• [Data under study]
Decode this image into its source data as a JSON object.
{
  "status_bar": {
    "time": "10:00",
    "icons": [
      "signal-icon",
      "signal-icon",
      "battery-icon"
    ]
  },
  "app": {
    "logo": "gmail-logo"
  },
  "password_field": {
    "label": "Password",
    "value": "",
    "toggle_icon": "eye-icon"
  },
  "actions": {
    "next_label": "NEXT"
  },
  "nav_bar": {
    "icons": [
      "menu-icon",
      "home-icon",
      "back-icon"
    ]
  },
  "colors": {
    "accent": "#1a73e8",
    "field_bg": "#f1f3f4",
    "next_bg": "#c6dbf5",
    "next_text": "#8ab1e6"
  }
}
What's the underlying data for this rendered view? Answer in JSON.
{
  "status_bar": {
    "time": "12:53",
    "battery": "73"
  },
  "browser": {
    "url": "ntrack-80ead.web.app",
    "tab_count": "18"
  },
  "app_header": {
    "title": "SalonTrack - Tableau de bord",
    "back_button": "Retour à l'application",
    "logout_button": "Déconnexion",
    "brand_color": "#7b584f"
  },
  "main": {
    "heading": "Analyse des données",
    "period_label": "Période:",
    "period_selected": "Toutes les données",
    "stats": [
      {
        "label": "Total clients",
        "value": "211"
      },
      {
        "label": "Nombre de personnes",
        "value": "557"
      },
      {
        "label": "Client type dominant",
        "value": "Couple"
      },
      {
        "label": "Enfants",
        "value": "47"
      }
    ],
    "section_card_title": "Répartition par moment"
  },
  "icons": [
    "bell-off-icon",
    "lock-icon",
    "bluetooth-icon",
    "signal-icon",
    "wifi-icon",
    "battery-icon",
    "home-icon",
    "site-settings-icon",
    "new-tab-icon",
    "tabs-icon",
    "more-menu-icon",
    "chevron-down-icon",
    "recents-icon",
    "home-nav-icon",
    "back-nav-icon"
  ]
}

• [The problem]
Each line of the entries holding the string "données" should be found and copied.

• [Written answer]
    "heading": "Analyse des données",
    "period_selected": "Toutes les données",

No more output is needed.